Sci-fi is of course still disparaged in some circles, but the genre’s writers, artists and fans received hardly any respect in the ’40s, when Brackett was active. She was paid less to write sci-fi than other forms of pulp fiction, and readers didn’t always welcome female genre writers warmly. Brackett was heralded the “Queen of Space Opera,” but the moniker was not necessarily complimentary. Compared to other pulp and science fiction, the subgenre of space opera was considered especially silly entertainment.
As an essay from Brackett’s friend Michael Moorcock explains, “There was a time when the kind of science fantasy Brackett made her own was looked down upon as a kind of bastard progeny of science fiction (which was about scientific speculation) and fantasy (which was about magic).”
But Brackett had to remain true to herself. “Why don’t you write nice stories for the Ladies’ Home Journal?” her aunt asked her once. The author replied, “I wish I could, because they pay very well, but I can’t read the Ladies’ Home Journal, and I’m sure I couldn’t write for it.” She then defended what she called “escape fiction” as a way of creating and exploring new worlds: “Space opera has been telling us tales of spaceflight, of journeys to other worlds in this solar system… These stories served to stretch our little minds, to draw us out beyond our narrow skies into the vast glooms of interstellar space, where the great suns ride in splendor and the bright nebulae fling their veils of fire parsecs-long across the universe.”

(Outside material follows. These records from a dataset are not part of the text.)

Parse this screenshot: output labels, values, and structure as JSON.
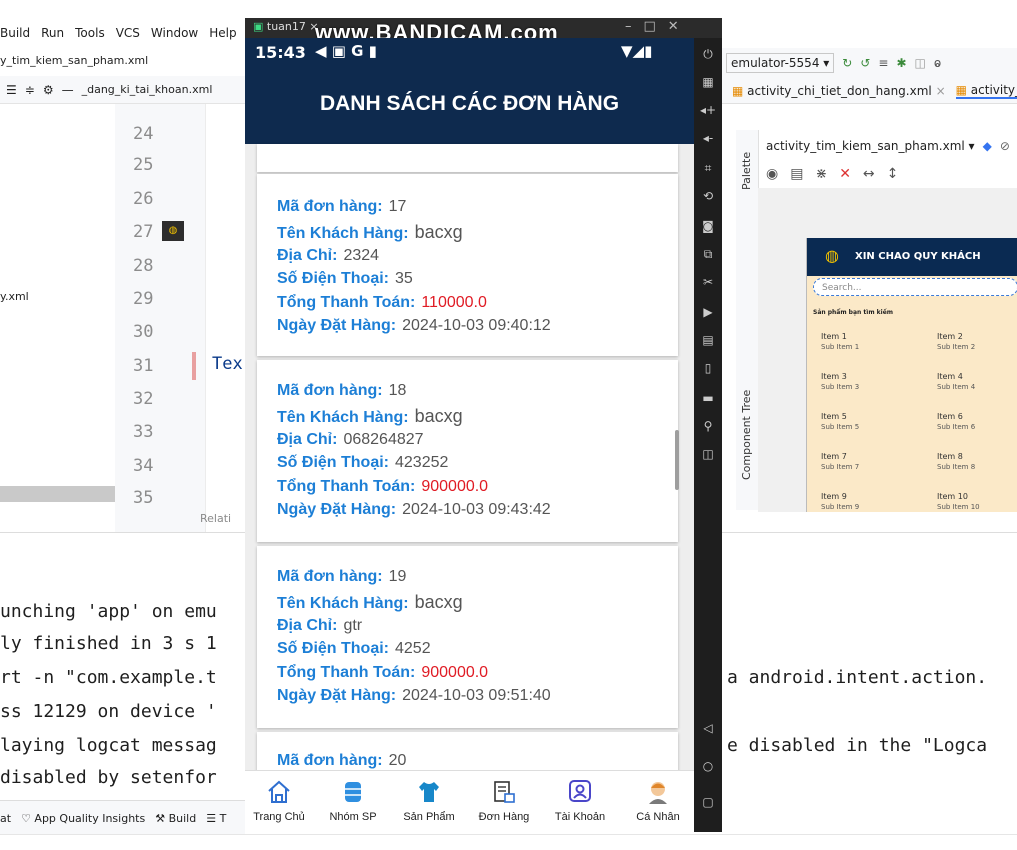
{
  "ide": {
    "menu": [
      "Build",
      "Run",
      "Tools",
      "VCS",
      "Window",
      "Help"
    ],
    "breadcrumb": "y_tim_kiem_san_pham.xml",
    "left_tab": "_dang_ki_tai_khoan.xml",
    "left_file": "y.xml",
    "line_numbers": [
      "24",
      "25",
      "26",
      "27",
      "28",
      "29",
      "30",
      "31",
      "32",
      "33",
      "34",
      "35"
    ],
    "code_fragment": "Tex",
    "status_hint": "Relati",
    "console_lines": [
      "unching 'app' on emu",
      "ly finished in 3 s 1",
      "rt -n \"com.example.t",
      "ss 12129 on device '",
      "laying logcat messag",
      "disabled by setenfor"
    ],
    "console_right": [
      "a android.intent.action.",
      "e disabled in the \"Logca"
    ],
    "bottom_tools": [
      "at",
      "App Quality Insights",
      "Build",
      "T"
    ],
    "device_selector": "emulator-5554",
    "file_tabs": [
      "activity_chi_tiet_don_hang.xml",
      "activity_tim"
    ],
    "palette_label": "Palette",
    "component_tree_label": "Component Tree",
    "design_file": "activity_tim_kiem_san_pham.xml"
  },
  "preview": {
    "title": "XIN CHAO QUY KHÁCH",
    "search_placeholder": "Search...",
    "section_label": "Sản phẩm bạn tìm kiếm",
    "items": [
      {
        "title": "Item 1",
        "sub": "Sub Item 1"
      },
      {
        "title": "Item 2",
        "sub": "Sub Item 2"
      },
      {
        "title": "Item 3",
        "sub": "Sub Item 3"
      },
      {
        "title": "Item 4",
        "sub": "Sub Item 4"
      },
      {
        "title": "Item 5",
        "sub": "Sub Item 5"
      },
      {
        "title": "Item 6",
        "sub": "Sub Item 6"
      },
      {
        "title": "Item 7",
        "sub": "Sub Item 7"
      },
      {
        "title": "Item 8",
        "sub": "Sub Item 8"
      },
      {
        "title": "Item 9",
        "sub": "Sub Item 9"
      },
      {
        "title": "Item 10",
        "sub": "Sub Item 10"
      }
    ]
  },
  "emulator": {
    "window_title": "tuan17",
    "watermark": "www.BANDICAM.com",
    "time": "15:43",
    "app_title": "DANH SÁCH CÁC ĐƠN HÀNG",
    "labels": {
      "order_id": "Mã đơn hàng:",
      "customer": "Tên Khách Hàng:",
      "address": "Địa Chỉ:",
      "phone": "Số Điện Thoại:",
      "total": "Tổng Thanh Toán:",
      "date": "Ngày Đặt Hàng:"
    },
    "orders": [
      {
        "id": "17",
        "customer": "bacxg",
        "address": "2324",
        "phone": "35",
        "total": "110000.0",
        "date": "2024-10-03 09:40:12"
      },
      {
        "id": "18",
        "customer": "bacxg",
        "address": "068264827",
        "phone": "423252",
        "total": "900000.0",
        "date": "2024-10-03 09:43:42"
      },
      {
        "id": "19",
        "customer": "bacxg",
        "address": "gtr",
        "phone": "4252",
        "total": "900000.0",
        "date": "2024-10-03 09:51:40"
      },
      {
        "id": "20"
      }
    ],
    "nav": [
      {
        "label": "Trang Chủ",
        "icon": "home-icon"
      },
      {
        "label": "Nhóm SP",
        "icon": "database-icon"
      },
      {
        "label": "Sản Phẩm",
        "icon": "shirt-icon"
      },
      {
        "label": "Đơn Hàng",
        "icon": "order-icon"
      },
      {
        "label": "Tài Khoản",
        "icon": "account-icon"
      },
      {
        "label": "Cá Nhân",
        "icon": "avatar-icon"
      }
    ]
  },
  "colors": {
    "app_bar": "#0e2a4e",
    "label_blue": "#1d7fd6",
    "total_red": "#e01b24"
  }
}
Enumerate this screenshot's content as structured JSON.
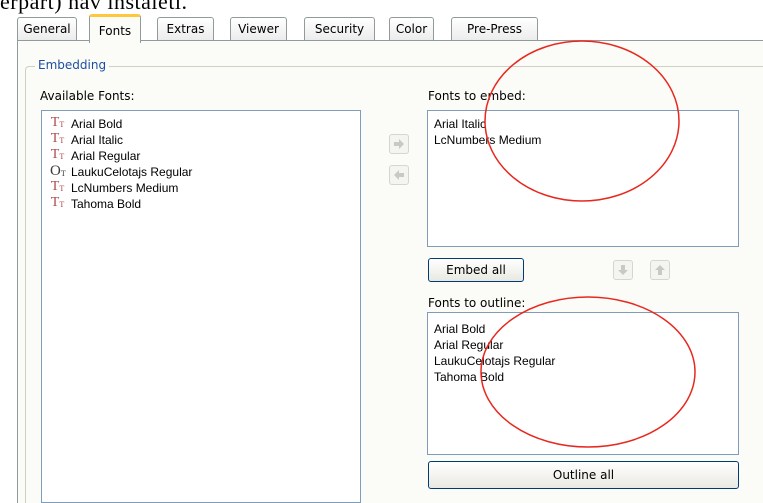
{
  "cropped_heading": "erpart) nav instalēti.",
  "tabs": [
    "General",
    "Fonts",
    "Extras",
    "Viewer",
    "Security",
    "Color",
    "Pre-Press"
  ],
  "active_tab": "Fonts",
  "embedding": {
    "group_title": "Embedding",
    "available_label": "Available Fonts:",
    "available_fonts": [
      {
        "name": "Arial Bold",
        "icon": "truetype-font-icon"
      },
      {
        "name": "Arial Italic",
        "icon": "truetype-font-icon"
      },
      {
        "name": "Arial Regular",
        "icon": "truetype-font-icon"
      },
      {
        "name": "LaukuCelotajs Regular",
        "icon": "opentype-font-icon"
      },
      {
        "name": "LcNumbers Medium",
        "icon": "truetype-font-icon"
      },
      {
        "name": "Tahoma Bold",
        "icon": "truetype-font-icon"
      }
    ],
    "embed_label": "Fonts to embed:",
    "embed_fonts": [
      "Arial Italic",
      "LcNumbers Medium"
    ],
    "embed_all_label": "Embed all",
    "outline_label": "Fonts to outline:",
    "outline_fonts": [
      "Arial Bold",
      "Arial Regular",
      "LaukuCelotajs Regular",
      "Tahoma Bold"
    ],
    "outline_all_label": "Outline all"
  },
  "colors": {
    "tab_highlight": "#ffc83c",
    "group_title": "#1f4ea0",
    "annotation_circle": "#e8281e"
  }
}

As io9 observes, Brackett’s “credit as screenwriter for one of the greatest space adventures of all time is vindication for someone who chose to write space opera at a time when that term was considered a put-down.” The feature is well worth reading in full, and offers insight into Brackett’s contribution to the “Star Wars” empire, as well as a sense of the profound courage she had in remaining true to her passions.